The Hancock administration has identified 19 corridors where Denver transit should be beefed up with more frequent service, faster travel speeds, and safer walking conditions. All of those streets make sense for transit improvements because ridership is already high or is projected to grow with future development. But where should Denver start as it sets out to make a grid of high-quality transit throughout the city?
Last week planners released the results of a survey that identified the five corridors Denverites think are most in need of better transit: Colfax Avenue, Colorado Boulevard, Federal Boulevard, the Broadway/Lincoln corridor, and the Speer/Leetsdale corridor. About 1,000 people filled out the survey, which was conducted over six weeks this summer, mostly online.
That doesn’t mean the other 14 corridors will get left behind. City Hall wants to increase service on all of them as part of a high-frequency grid connecting all parts of Denver proper. But the survey results will inform where the city initially focuses capital improvements like transit-only lanes, traffic signals that prioritize buses, and better bus stops.
“When we think about evaluating [these streets] for transit capital improvements, what we mean is that there will be a subset of these corridors that are going to be ripe for higher capacity transit — whether that’s bus rapid transit or rail,” said Jennifer Wieland, a principal at Nelson\Nygaard, which is consulting on the Denveright transit plan. “The vast majority of them, though, we will probably recommend as priority bus corridors. So corridors where we’re really enhancing speed and reliability.”
On some of these streets, public agencies have already started the process of upgrading transit and walking infrastructure. East Colfax (though not West Colfax) is slated for a bus rapid transit line. Broadway and Lincoln just got 24/7 bus lanes. And the city had previously identified Federal and the Speer/Leetsdale corridor as candidates for transit priority treatments.
As the Denveright planning process zeroes in on a course of action, the question of how to pay for more and better transit service looms larger.
“Ultimately delivering that frequent network costs a lot of money,” said Thomas Brennan, also a Nelson\Nygaard principal. “Service is very expensive, and that’s the money that’s raised through local taxes. So there will be upcoming challenges to deliver that revolve around raising the money to pay for it.”

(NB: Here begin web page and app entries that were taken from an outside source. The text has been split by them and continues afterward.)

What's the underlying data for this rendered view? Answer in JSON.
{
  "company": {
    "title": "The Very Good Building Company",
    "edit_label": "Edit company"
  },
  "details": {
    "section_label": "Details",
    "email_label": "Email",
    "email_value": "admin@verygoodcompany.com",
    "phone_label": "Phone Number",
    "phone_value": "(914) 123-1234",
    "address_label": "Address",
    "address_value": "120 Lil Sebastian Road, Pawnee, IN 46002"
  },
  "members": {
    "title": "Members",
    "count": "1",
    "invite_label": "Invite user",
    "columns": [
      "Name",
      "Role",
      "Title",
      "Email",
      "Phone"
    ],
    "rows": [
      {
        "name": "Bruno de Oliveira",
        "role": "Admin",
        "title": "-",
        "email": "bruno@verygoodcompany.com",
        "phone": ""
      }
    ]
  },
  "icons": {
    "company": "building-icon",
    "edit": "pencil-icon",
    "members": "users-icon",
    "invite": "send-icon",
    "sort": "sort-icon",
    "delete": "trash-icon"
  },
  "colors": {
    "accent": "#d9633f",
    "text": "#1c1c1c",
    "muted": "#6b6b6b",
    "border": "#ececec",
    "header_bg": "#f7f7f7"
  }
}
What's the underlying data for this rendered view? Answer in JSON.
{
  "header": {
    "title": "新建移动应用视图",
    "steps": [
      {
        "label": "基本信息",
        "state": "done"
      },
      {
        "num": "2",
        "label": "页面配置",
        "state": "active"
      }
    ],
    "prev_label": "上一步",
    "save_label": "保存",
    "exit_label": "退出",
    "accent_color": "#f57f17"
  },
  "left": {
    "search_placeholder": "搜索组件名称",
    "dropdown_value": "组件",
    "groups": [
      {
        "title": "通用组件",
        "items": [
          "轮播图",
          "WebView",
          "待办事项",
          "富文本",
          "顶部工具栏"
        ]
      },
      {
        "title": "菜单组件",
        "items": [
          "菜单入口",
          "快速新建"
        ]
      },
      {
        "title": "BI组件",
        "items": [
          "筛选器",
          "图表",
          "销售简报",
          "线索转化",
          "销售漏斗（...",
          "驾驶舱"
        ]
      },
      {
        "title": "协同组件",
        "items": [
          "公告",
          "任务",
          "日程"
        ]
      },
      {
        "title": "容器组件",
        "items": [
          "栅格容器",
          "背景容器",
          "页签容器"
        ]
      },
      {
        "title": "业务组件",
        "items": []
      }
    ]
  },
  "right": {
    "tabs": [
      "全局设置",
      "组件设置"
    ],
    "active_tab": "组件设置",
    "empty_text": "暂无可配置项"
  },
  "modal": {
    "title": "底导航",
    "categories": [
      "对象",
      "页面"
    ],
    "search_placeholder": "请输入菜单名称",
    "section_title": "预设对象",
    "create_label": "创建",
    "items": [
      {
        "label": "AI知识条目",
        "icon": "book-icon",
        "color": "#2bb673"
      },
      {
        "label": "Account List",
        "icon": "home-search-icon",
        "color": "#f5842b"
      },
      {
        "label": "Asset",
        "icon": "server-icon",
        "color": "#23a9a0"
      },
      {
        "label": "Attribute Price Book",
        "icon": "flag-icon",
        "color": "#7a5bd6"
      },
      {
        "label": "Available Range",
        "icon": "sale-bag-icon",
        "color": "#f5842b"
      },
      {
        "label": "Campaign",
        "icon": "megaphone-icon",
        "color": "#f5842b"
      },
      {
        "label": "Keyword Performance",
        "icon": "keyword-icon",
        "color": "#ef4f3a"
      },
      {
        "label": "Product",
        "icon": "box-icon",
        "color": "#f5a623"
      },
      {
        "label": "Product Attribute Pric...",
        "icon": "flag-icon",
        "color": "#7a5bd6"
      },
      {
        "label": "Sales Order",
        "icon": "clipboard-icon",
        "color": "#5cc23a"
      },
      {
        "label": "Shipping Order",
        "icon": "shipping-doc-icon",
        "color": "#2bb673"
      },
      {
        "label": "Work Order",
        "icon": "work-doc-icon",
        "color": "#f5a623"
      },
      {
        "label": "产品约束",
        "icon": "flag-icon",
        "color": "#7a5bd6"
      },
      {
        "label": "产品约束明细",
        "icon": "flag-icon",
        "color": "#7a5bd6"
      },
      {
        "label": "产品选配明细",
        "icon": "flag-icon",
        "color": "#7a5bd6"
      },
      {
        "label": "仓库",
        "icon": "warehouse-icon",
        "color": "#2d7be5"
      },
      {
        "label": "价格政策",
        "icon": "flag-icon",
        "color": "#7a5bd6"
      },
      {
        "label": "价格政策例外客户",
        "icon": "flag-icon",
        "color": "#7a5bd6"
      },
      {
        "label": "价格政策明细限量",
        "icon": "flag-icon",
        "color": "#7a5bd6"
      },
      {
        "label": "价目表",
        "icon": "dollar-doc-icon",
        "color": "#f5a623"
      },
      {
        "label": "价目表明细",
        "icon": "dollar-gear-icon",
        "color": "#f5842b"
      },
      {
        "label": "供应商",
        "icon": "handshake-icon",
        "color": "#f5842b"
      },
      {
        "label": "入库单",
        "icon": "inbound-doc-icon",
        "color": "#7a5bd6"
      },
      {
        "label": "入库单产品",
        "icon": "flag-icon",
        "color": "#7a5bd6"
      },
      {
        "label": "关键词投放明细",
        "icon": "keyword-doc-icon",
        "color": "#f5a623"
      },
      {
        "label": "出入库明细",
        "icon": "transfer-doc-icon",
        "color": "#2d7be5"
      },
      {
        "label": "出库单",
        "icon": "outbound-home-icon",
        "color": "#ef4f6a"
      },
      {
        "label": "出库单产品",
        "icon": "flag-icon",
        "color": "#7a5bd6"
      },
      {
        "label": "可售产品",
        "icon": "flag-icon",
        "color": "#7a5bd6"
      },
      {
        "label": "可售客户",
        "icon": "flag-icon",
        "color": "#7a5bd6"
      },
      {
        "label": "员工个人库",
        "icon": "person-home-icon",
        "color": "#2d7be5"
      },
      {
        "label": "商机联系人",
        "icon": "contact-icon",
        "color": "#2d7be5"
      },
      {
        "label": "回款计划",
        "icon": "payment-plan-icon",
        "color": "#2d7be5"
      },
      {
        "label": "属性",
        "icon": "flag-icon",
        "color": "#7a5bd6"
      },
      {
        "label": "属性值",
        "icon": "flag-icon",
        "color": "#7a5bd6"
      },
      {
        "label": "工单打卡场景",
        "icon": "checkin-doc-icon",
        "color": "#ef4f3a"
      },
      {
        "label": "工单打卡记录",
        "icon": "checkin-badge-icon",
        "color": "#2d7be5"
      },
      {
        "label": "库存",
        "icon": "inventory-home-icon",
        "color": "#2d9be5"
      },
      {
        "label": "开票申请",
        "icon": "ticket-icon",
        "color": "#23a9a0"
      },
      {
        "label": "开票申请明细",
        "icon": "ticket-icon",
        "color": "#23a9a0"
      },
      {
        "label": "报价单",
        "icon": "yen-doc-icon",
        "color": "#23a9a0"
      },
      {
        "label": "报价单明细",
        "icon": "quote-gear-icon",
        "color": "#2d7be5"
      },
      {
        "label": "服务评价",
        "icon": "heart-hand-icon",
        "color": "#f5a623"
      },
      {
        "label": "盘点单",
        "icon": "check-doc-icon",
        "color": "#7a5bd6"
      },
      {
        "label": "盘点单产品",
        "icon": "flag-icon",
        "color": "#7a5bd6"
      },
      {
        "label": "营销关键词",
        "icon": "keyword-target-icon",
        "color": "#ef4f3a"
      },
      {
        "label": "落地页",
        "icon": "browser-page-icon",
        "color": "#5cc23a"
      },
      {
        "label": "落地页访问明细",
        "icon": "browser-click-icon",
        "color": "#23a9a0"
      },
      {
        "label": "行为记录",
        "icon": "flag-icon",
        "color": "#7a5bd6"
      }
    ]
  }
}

Mayor Hancock and City Council President Albus Brooks have alluded to creating a permanent funding stream for sustainable transport. How they plan to do that remains a great unknown.
In Los Angeles and Seattle, public officials put special transportation taxes to a vote. In both cities, voters have recently signed off on ballot initiatives to raise tens of billions of dollars for transit.
The price tag for Denver’s intra-city transit improvements should become clearer soon. The task force responsible for guiding the plan, which includes City Councilwoman Robin Kniech, will start tackling costs, funding, and implementation at its December 7 meeting. The full draft of Denver’s first-ever transit plan is due out in early 2018.